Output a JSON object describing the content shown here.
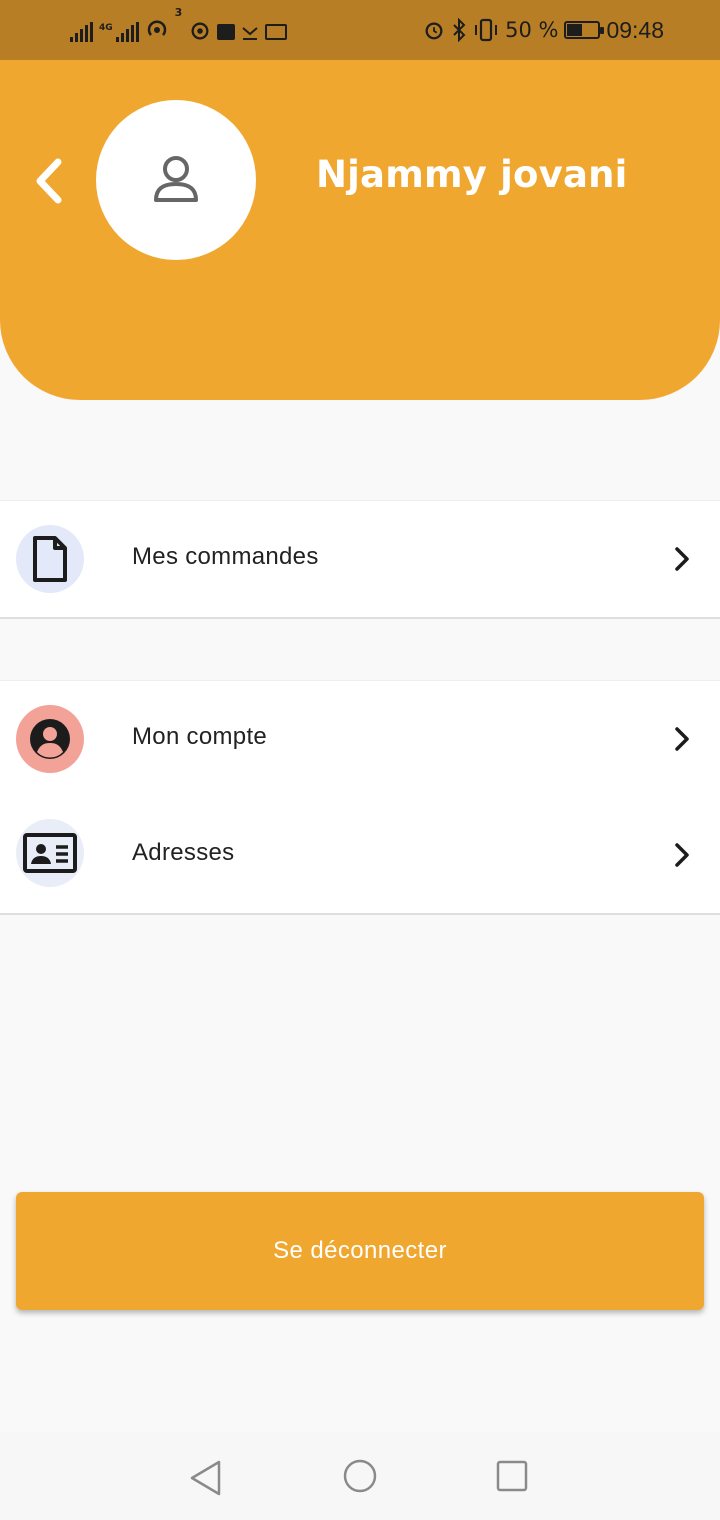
{
  "status_bar": {
    "network_label_1": "4G",
    "notification_count": "3",
    "battery_percent": "50 %",
    "battery_level": 0.5,
    "time": "09:48"
  },
  "profile": {
    "user_name": "Njammy jovani"
  },
  "menu": {
    "section1": [
      {
        "label": "Mes commandes",
        "icon": "document-icon",
        "icon_bg": "#e4e9fa"
      }
    ],
    "section2": [
      {
        "label": "Mon compte",
        "icon": "account-circle-icon",
        "icon_bg": "#f3a298"
      },
      {
        "label": "Adresses",
        "icon": "contact-card-icon",
        "icon_bg": "#e9edf8"
      }
    ]
  },
  "logout": {
    "label": "Se déconnecter"
  },
  "colors": {
    "accent": "#f0a72f",
    "status_bar": "#b87e25",
    "background": "#f9f9f9"
  },
  "navigation": {
    "back_icon": "back-icon",
    "home_icon": "home-icon",
    "recents_icon": "recents-icon"
  }
}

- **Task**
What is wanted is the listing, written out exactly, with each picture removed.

- **Answer box**
Output a JSON object describing the content shown here.
{
  "status_bar": {
    "network_label_1": "4G",
    "notification_count": "3",
    "battery_percent": "50 %",
    "battery_level": 0.5,
    "time": "09:48"
  },
  "profile": {
    "user_name": "Njammy jovani"
  },
  "menu": {
    "section1": [
      {
        "label": "Mes commandes",
        "icon": "document-icon",
        "icon_bg": "#e4e9fa"
      }
    ],
    "section2": [
      {
        "label": "Mon compte",
        "icon": "account-circle-icon",
        "icon_bg": "#f3a298"
      },
      {
        "label": "Adresses",
        "icon": "contact-card-icon",
        "icon_bg": "#e9edf8"
      }
    ]
  },
  "logout": {
    "label": "Se déconnecter"
  },
  "colors": {
    "accent": "#f0a72f",
    "status_bar": "#b87e25",
    "background": "#f9f9f9"
  },
  "navigation": {
    "back_icon": "back-icon",
    "home_icon": "home-icon",
    "recents_icon": "recents-icon"
  }
}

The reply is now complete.